In this era of information overload, where everyone is at least bi-lingual (native tongue and the internet’s language) and we have more than twenty different options for peanut butter (I seriously am in love with Trader Joe’s for this reason – perfect amount of choices), we arrive at what scientist’s call decision fatigue fairly quickly. For this reason, minimalists understand the need to par down the excessiveness. Turn to the complexity page, though, and researchers tell us that, “although choices are often described as painful, agonizing, difficult, and by other terms that connote adversity, people who lack choices tend to see their situations as even more aversive.” – Think jail time. Freedom from making choices might actually be more restrictive than you think.
Shopping for Serotonin and Purging for Endorphins

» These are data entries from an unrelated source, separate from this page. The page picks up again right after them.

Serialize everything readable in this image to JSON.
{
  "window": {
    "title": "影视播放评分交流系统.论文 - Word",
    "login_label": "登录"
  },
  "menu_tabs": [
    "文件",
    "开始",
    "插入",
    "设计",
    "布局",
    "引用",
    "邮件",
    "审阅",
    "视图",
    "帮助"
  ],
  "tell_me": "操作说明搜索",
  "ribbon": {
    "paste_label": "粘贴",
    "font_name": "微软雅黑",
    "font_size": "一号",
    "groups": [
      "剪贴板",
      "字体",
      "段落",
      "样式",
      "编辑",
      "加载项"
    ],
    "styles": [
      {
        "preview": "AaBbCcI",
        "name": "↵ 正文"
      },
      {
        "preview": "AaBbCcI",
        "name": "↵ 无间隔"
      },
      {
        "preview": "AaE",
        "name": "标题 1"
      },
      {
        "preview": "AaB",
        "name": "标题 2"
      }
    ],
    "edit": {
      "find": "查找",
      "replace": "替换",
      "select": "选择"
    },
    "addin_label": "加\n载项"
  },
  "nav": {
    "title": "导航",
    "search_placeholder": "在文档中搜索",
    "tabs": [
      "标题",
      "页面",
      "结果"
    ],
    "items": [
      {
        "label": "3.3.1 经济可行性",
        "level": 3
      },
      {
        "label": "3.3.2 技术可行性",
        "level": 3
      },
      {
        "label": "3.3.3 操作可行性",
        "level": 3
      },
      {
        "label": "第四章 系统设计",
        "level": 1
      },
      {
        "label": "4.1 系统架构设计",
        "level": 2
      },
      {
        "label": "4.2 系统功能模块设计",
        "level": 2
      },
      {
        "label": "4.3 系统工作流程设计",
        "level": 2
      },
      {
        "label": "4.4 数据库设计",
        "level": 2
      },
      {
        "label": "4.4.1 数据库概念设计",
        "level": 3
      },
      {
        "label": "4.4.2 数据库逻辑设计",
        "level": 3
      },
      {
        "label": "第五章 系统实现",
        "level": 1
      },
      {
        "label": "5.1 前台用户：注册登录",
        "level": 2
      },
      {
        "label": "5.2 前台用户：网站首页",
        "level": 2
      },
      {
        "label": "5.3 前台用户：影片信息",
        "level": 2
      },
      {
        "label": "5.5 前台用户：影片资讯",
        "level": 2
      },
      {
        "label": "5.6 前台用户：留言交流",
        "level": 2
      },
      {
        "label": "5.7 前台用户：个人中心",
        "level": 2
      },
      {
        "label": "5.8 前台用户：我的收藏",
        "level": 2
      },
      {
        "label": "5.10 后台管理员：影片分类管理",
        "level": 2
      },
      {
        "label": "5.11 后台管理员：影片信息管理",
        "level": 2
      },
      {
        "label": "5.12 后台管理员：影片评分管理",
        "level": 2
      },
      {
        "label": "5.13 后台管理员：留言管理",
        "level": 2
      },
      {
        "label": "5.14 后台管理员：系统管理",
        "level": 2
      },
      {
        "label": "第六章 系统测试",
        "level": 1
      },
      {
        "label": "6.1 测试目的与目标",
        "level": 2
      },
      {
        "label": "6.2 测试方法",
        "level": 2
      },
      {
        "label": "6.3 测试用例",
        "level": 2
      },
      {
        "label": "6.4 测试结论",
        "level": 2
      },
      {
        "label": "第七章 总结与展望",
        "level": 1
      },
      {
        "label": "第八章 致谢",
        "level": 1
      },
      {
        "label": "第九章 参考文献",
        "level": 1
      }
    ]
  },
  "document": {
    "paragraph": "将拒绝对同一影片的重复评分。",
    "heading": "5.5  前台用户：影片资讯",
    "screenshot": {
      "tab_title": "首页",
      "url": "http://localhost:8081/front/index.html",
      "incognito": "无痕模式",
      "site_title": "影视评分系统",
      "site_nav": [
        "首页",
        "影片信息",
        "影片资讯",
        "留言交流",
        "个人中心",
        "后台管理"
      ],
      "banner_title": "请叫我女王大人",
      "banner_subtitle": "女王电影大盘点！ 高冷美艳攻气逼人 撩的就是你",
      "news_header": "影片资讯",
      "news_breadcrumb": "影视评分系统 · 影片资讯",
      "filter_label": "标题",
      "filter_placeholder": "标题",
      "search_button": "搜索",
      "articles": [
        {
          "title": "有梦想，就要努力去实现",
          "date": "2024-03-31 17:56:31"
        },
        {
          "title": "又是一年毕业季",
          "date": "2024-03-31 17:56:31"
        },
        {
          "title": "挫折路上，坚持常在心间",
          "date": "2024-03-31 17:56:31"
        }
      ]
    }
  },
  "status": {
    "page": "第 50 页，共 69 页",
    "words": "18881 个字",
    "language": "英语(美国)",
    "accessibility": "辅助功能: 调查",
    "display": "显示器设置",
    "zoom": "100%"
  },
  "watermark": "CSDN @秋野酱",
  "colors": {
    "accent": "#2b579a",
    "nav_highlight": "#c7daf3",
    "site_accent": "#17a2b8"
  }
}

Clearing out old bed sheets and outdated Real Simple magazines for a Goodwill donation and pass-on to a friend releases endorphins. Shopping for new sunglasses and spring sandals release serotonin. Elimination and accruement both make you feel good, psychologically anyways. So, one must not be inherently always better, right?
Here in lavish America kingdom, we very well might need to hear the message of minimalism. Think, though, if we were to travel to the Malawi Plains in South East Africa, speak to the Tumbuka tribe, and attempt to convince them of the minimalistic mindset. First, we might come off as the Egyptians forcing the Israelites to build bricks without straw. But also, think of their reaction to this lifestyle – they truly know need and they would be immensely grateful for education access, galleries of paintings and libraries chocked full of literature. Stuff, in essence. They would be grateful for stuff. This is my point – is minimalism really the answer or is there something minimalism lays a foundation for for some people to respond with greater intentionality? What may be a temptation for us could quite possibly be someone else’s solution.
Is there a middle ground between these two camps? And if there is, should we all try and gravitate towards this sweet spot?
*Side note: And if I can be quite honest, I love the concept of minimalism, and think it’s integral to laying a foundation of clarity, but I just don’t think we should #doallthethingsminimalistically, you know? There’s beauty in complexity and value in risking disorganization.*
Slowing down and simplifying life renders useless if we are left with emptiness. Streamlining home decor, for instance, premises itself in paring down unnecessary clutter to relish in that french antique tufted sofa or the African ZZ plant that will never die on you; it’s not about the absence of disorganized medley, ending of itself.
Simplicity stimulates an impetus for mindfulness, bringing clarity, but if not careful, uncomplicated naturalism without marriage to meaningfulness becomes shallow. Opposite extremes, hoarding and obsessing over clarity, serve no more than to drive us crazy.
Understand simplicity as an opportunity for depth and satisfaction and you will never miss the point of pruning life. Likewise, chaos benefits and often comes in the form of simply acknowledging our lack of sovereignty and control over life. From pruning the natural world (i.e., that pesky Basil plant that always dies on you) to developing cultural change (e.g., fighting for rights of the unborn), the advent of our reactions can either be a more “bloom where you are planted” approach or a “you cannot discover new oceans unless you have the courage to lose sight of the shore” approach.
Both simplicity and complexity are needed, but neither satisfies ending of themselves.